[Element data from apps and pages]
___
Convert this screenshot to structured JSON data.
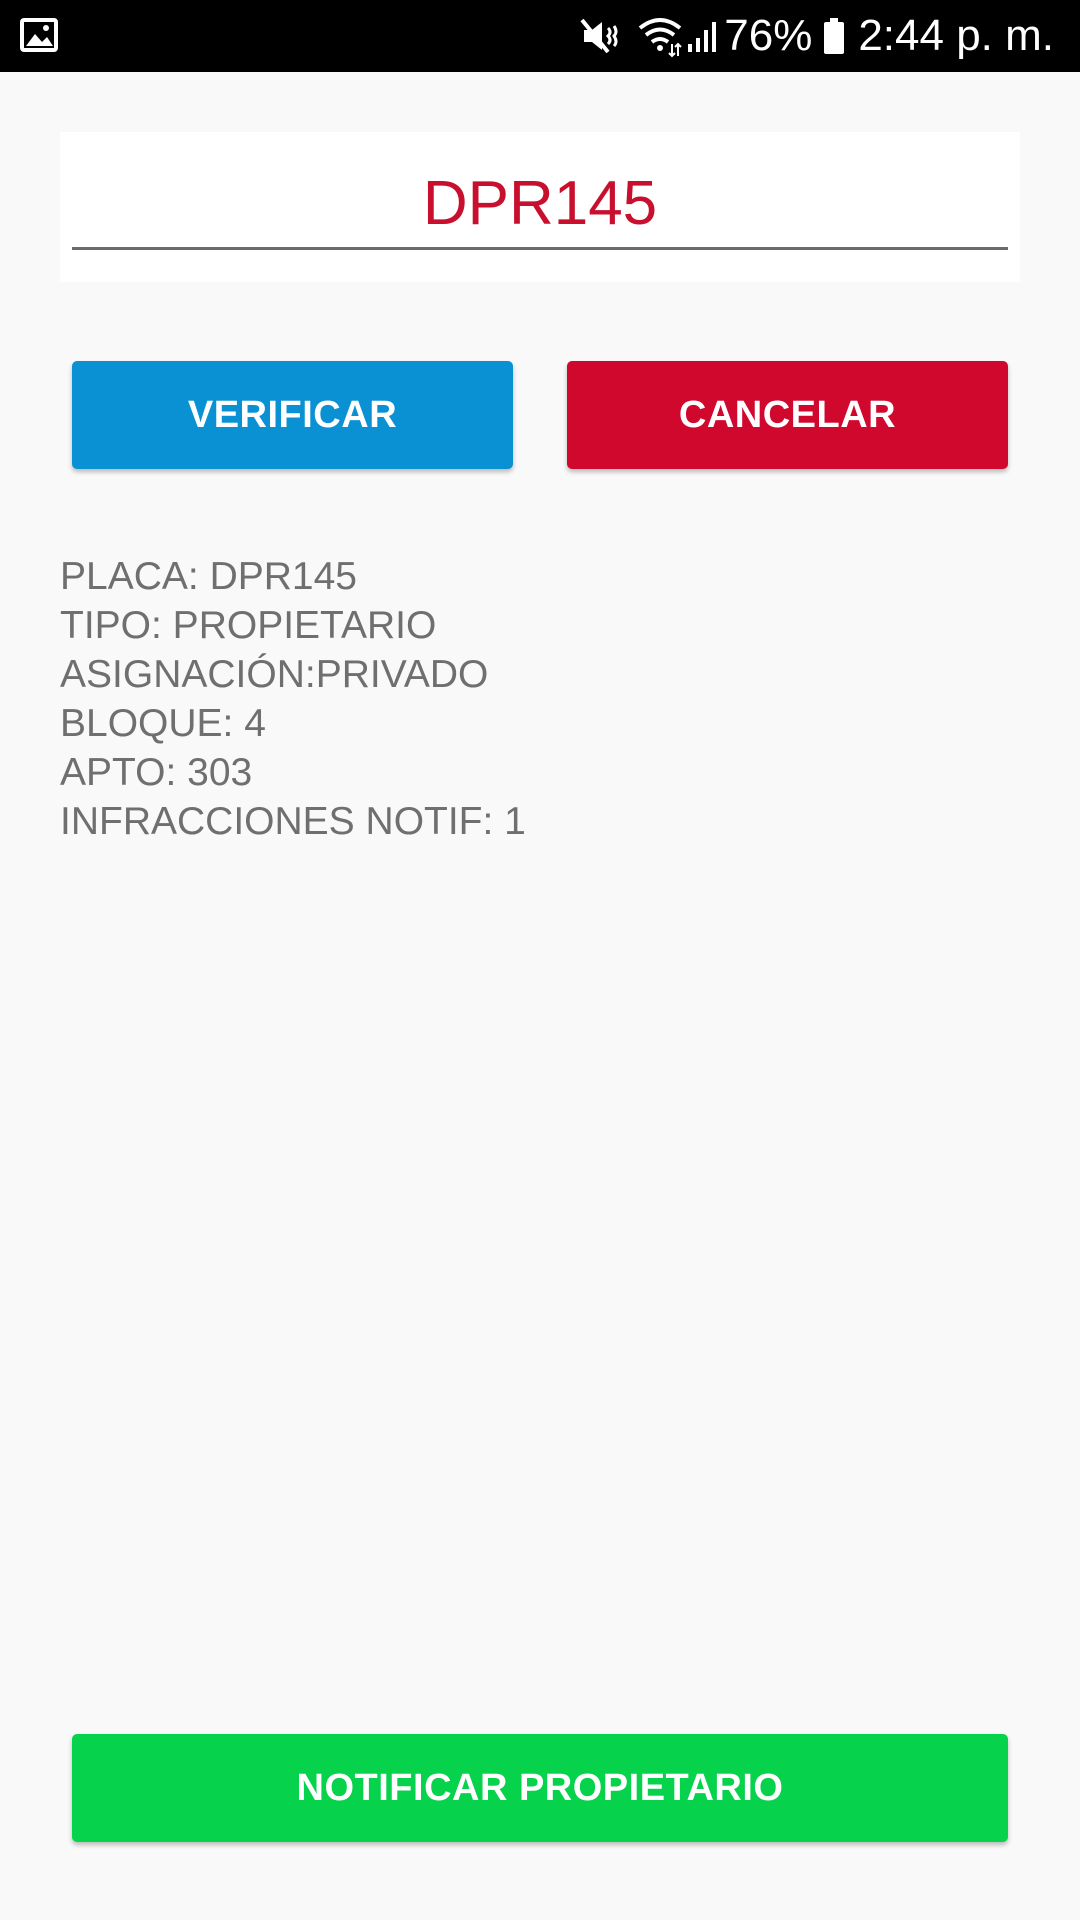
{
  "status_bar": {
    "battery": "76%",
    "time": "2:44 p. m.",
    "icons": [
      "gallery-icon",
      "mute-icon",
      "wifi-icon",
      "signal-icon",
      "battery-icon"
    ]
  },
  "plate_field": {
    "value": "DPR145",
    "color": "#c8102e"
  },
  "buttons": {
    "verify": "VERIFICAR",
    "cancel": "CANCELAR",
    "notify": "NOTIFICAR PROPIETARIO"
  },
  "colors": {
    "verify": "#0a91d3",
    "cancel": "#d0082e",
    "notify": "#07d24c"
  },
  "info": {
    "lines": [
      "PLACA: DPR145",
      "TIPO: PROPIETARIO",
      "ASIGNACIÓN:PRIVADO",
      "BLOQUE: 4",
      "APTO: 303",
      "INFRACCIONES NOTIF: 1"
    ]
  }
}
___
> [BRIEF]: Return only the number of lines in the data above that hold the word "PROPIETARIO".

> [SOLUTION FOR THIS PROBLEM]: 2